      Today I grabbed up my third Sonnambula score — the two others have gone by the wayside and now I have the Critical Edition, which I will be able to listen into the broadcast with

      Thanks so much for the Liszt variation, once more. I listened to the solo piano version by another pianist and liked it better. When I have time I shall post a Thalberg variation on Sonnambula and a couple other delights.

      VIVA VINNIE!!!!!!

      Good for you!

      • La Valkyrietta says:

        Camille,

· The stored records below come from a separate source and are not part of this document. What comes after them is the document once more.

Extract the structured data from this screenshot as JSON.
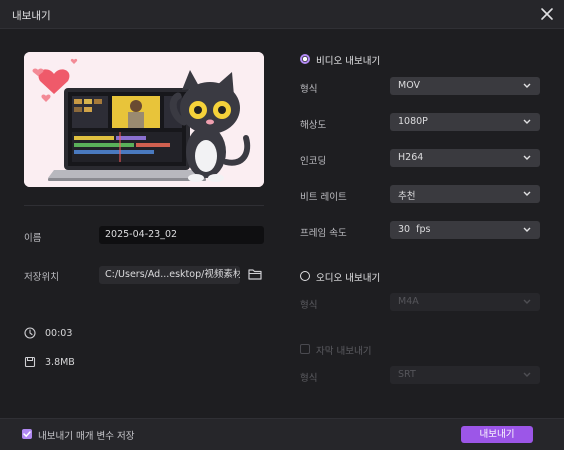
{
  "dialog": {
    "title": "내보내기"
  },
  "file": {
    "name_label": "이름",
    "name_value": "2025-04-23_02",
    "location_label": "저장위치",
    "location_value": "C:/Users/Ad...esktop/视频素材",
    "duration": "00:03",
    "size": "3.8MB"
  },
  "video": {
    "section_label": "비디오 내보내기",
    "selected": true,
    "format_label": "형식",
    "format_value": "MOV",
    "resolution_label": "해상도",
    "resolution_value": "1080P",
    "encoding_label": "인코딩",
    "encoding_value": "H264",
    "bitrate_label": "비트 레이트",
    "bitrate_value": "추천",
    "framerate_label": "프레임 속도",
    "framerate_value": "30  fps"
  },
  "audio": {
    "section_label": "오디오 내보내기",
    "selected": false,
    "format_label": "형식",
    "format_value": "M4A"
  },
  "subtitle": {
    "checkbox_label": "자막 내보내기",
    "checked": false,
    "format_label": "형식",
    "format_value": "SRT"
  },
  "footer": {
    "remember_label": "내보내기 매개 변수 저장",
    "remember_checked": true,
    "export_button": "내보내기"
  },
  "colors": {
    "accent": "#9c56e8",
    "accent_light": "#b48cf5"
  }
}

        There are three more Sonnambulas, two Tuesdays and a Saturday, I might catch it again, the music is so divine, one delightful number after the other; and I did not mention the chorus, but loved it too. Where is MarshiemarkII? He should hear this live -if not see, I leave that up to him. Years from now people will remember Damrau and Camarena. In my mind, in little stretches, I did my own imagined private reggie, and in one of those MMII was Count Rodolfo, walking today on High Line park and looking at the Hudson where the crumbling piers were, and at the warehouses of the meat packing district, and singing, “Cari luoghi io vi trovai, ma quel dì non trovo più…” :) I am happy I am not a director to actually do that, and in my mind I mostly imagined the action on stage as Vinnie intended.

        What was the George Eliot novel where they sing on the piano, “Ah! Perchè non posso odiarte?” Lucky those XIXth century audiences that were not subjected to what the Met puts upon us, and could see their operas the right way when they went to the theater, but Bellini will prevail, I have no doubt,

        “Un chi dorme e che cammina, no non c’è, non si può dar…”

        • manou says:

          The Mill On The Floss.

          • La Valkyrietta says:

            manou,

            Thank you, you are wonderful, you saved me lots of searching, searching, as I have not read that in over forty years, I will pick it up again.

  • DeepSouthSenior says:

    williams,

    No belle here, but a bespectacled, white-haired handsome devil (ha!) married to a real “Southern belle” for 46 years.

    BTW, anyone have tickets to the MET for the four shows on May 1-3 (Butterfly, Cenerentola, Puritani, Cosi)? I’ll be in NYC for an opera “pig-out” marathon. Looking forward to comparing two Live in HD’s to The Real Thing. Flying nonstop from New Orleans. (Oops, I almost gave away the secret bunker.)

    • williams says:

      Hi DeepSouth, just a silly joke about a certain critic who we’ve been gossiping about lately. I share your myopia but at least you have your hair.
      All of the dates you mention have tickets readily available in all sections. Sad to say the same will probably be true if you walk up to the box office a half hour before curtain. The matinee might be a little tougher at a moderate price but there are always folks who got stuck selling extras near the doors.

      • DeepSouthSenior says:

        Actually, I already have my tickets printed out and ready to go. Just wondering if any of Parterre’s legendary experts will be around, too. Also hope to see Lawrence Brownlee (The Singers’ Studio program) on May 1st, Delta Airlines and NY subway permitting.

        This week (March 20-22, to be exact) was my first first choice for the trip, what with The (Not So?) Enchanted Island, Boheme, Wozzeck, and Sonnambula. That didn’t work out, though. May 1-3 should be pretty good. I’m a sucker for puppets, babes, and bel canto.

  • La Valkyrietta says:

    I want to thank very much La Cieca. It was reading her glowing review above in The Obserber that made me decide to go again to this production I hate, and I am thrilled I did.

    • Satisfied says:

      Ditto. Still hate the production (and gave up trying to make sense of it 20 minutes in) but what a night of fabulous signing! Brava for Damrau for another brilliant house debut!

      Any word on when Camarena will be back at the Met?